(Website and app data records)

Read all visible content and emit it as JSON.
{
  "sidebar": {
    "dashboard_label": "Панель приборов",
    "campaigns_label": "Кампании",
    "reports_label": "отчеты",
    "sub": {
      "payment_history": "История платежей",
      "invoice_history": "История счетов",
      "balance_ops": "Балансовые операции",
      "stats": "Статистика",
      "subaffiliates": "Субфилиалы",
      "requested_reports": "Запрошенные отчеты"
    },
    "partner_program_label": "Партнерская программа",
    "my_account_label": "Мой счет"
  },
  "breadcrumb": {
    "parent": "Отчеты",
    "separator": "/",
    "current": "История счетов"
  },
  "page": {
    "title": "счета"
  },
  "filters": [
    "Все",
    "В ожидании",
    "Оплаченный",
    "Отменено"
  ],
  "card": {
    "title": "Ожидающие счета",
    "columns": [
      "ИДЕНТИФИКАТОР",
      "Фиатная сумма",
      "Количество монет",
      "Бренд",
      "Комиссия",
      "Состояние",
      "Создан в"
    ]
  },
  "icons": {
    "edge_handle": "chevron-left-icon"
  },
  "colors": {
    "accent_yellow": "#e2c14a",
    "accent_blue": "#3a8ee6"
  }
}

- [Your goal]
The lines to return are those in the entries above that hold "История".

- [Exercise result]
      "payment_history": "История платежей",
      "invoice_history": "История счетов",
    "current": "История счетов"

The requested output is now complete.